I cheered the boys as they paddled out. At the top of the steps the judges were at the ready. Harbo told me I was in the next heat.
After regathering my courage, I followed Harbo across the reef for the second heat. I followed him thinking he knew Yalls better than me. We launched off the reef into a maelstrom of white water near The Bubble. Unfortunately I was hit by a mountain of white water and my board struck my funny bone and I lost feeling in my arm. Still managing to follow Harbo, I eventually got out the back and caught a left, I came straight in.

The day went on. Ian ‘Lips’ Mitchell snapped Pat Leahy’s brand new Town & Country mal in half. He got caught inside on the biggest wave of the day, a 10-12ft monster.

Craig ‘Clarrie’ Brent-White snapped Greg Laurenson’s brand new 9’1” hand shaped long board. Craig bought in part of the board and the rest floated out to sea.

Photo: 2014 Quindalup. Craig Brent-White on his 66th birthday with the remnants of Greg Laurenson’s long board snapped at the 85 contest.

2015 Craig Brent-White holding 1985 Yal Mal GL broken mal - Loz Smith pic IMGP7117a

John ‘Headstand’ Clemenger made the final and took out the event after borrowing Dan Darrigan’s 10’6” GL custom single fin longboard. John took off on a 5ft left and did a headstand before returning to his feet and finishing the wave. Conditions turned on-shore during the finals.

Judging was different in this contest. The result was split between the judges and the crowd’s choice. It was a unanimous decision and John ‘Headstand’ Clemenger was judged the winner.

Photo: 1985 Surf Classic finalists: L-R Bob Monkman, Robbo, John Clemenger (kneeling with board), Peter Mac, Ian ‘Mitch’ Mitchell, Peter Dyson, Ross Tomsett (the big black dog belonged to Ross & was called Cindy or Bear), Cliff Hills, Gene Hall, Tony Harbison, Keith Campbell & Kevin ‘Twiggy’ Sharland. Photo credit Loz Smith

1985 Yal Mal4 finalists

Afterwards contest presentations were held on the beach. There were many prizes and Robbo won the worst wipe-out award. Later there were festivities and recollections of fear factors at Caves House. While I do have some photos of spectators on the beach, unfortunately I have no photos of contest surfing at the event.

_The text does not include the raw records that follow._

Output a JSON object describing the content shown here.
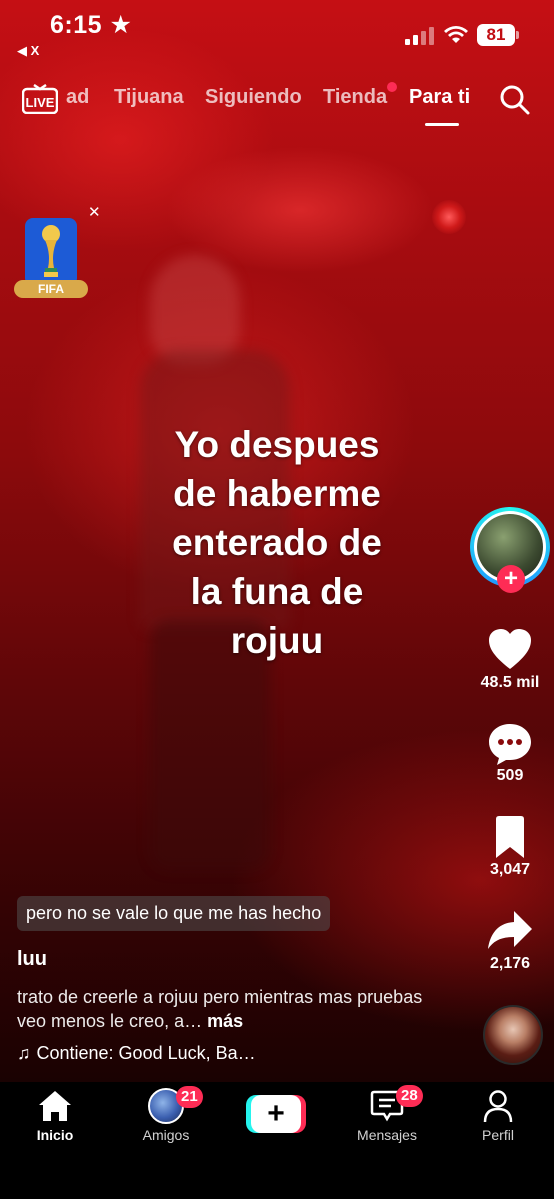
{
  "status_bar": {
    "time": "6:15",
    "battery": "81",
    "back_app": "◀ X"
  },
  "top_nav": {
    "live_label": "LIVE",
    "tabs": [
      {
        "label": "ad",
        "active": false
      },
      {
        "label": "Tijuana",
        "active": false
      },
      {
        "label": "Siguiendo",
        "active": false
      },
      {
        "label": "Tienda",
        "active": false
      },
      {
        "label": "Para ti",
        "active": true
      }
    ]
  },
  "sticker": {
    "label": "FIFA"
  },
  "video": {
    "overlay_text": "Yo despues\nde haberme\nenterado de\nla funa de\nrojuu"
  },
  "rail": {
    "likes": "48.5 mil",
    "comments": "509",
    "saves": "3,047",
    "shares": "2,176"
  },
  "post": {
    "lyric": "pero no se vale lo que me has hecho",
    "username": "luu",
    "description": "trato de creerle a rojuu pero mientras mas pruebas veo menos le creo, a…",
    "more_label": "más",
    "music_label": "Contiene: Good Luck, Ba…"
  },
  "bottom_nav": {
    "items": [
      {
        "label": "Inicio",
        "active": true
      },
      {
        "label": "Amigos",
        "badge": "21"
      },
      {
        "label": "Mensajes",
        "badge": "28"
      },
      {
        "label": "Perfil"
      }
    ],
    "create_label": "+"
  },
  "colors": {
    "accent_red": "#fe2c55",
    "accent_cyan": "#25f4ee",
    "video_red": "#b80d12"
  }
}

Photo: 1985 Surf Classic presentations on the beach. Brian Cole, Harbo and Cliff Hills can be seen at the back on left. Photo credit Loz Smith.

1985 Yal Mal beach presentation Brian Cole, Harbo, Cliff Hills - Loz Smith pic IMG_02a

Photo: 1985 Surf Classic spectators. L-R Brian Sherrington and Wayne ‘Choco’ Cartledge sitting on wall. Photo credit Loz Smith.

1985 Yal Mal spectators Brian Sherington & Wayne 'Choco' Cartlidge - Loz Smith pic IMG_03a

Photo: 2014 Yallingup Surf Classic presentations at Caves House. Contest winner Justin Redman with the GL perpetual trophy. Photo credit Loz Smith.

2014 Yal Mal Justin Redman - Loz pic IMGP7600a

The 2015 Yallingup Malibu Classic will be contested this coming weekend December 5-6, 2015. Put it on your social calendar!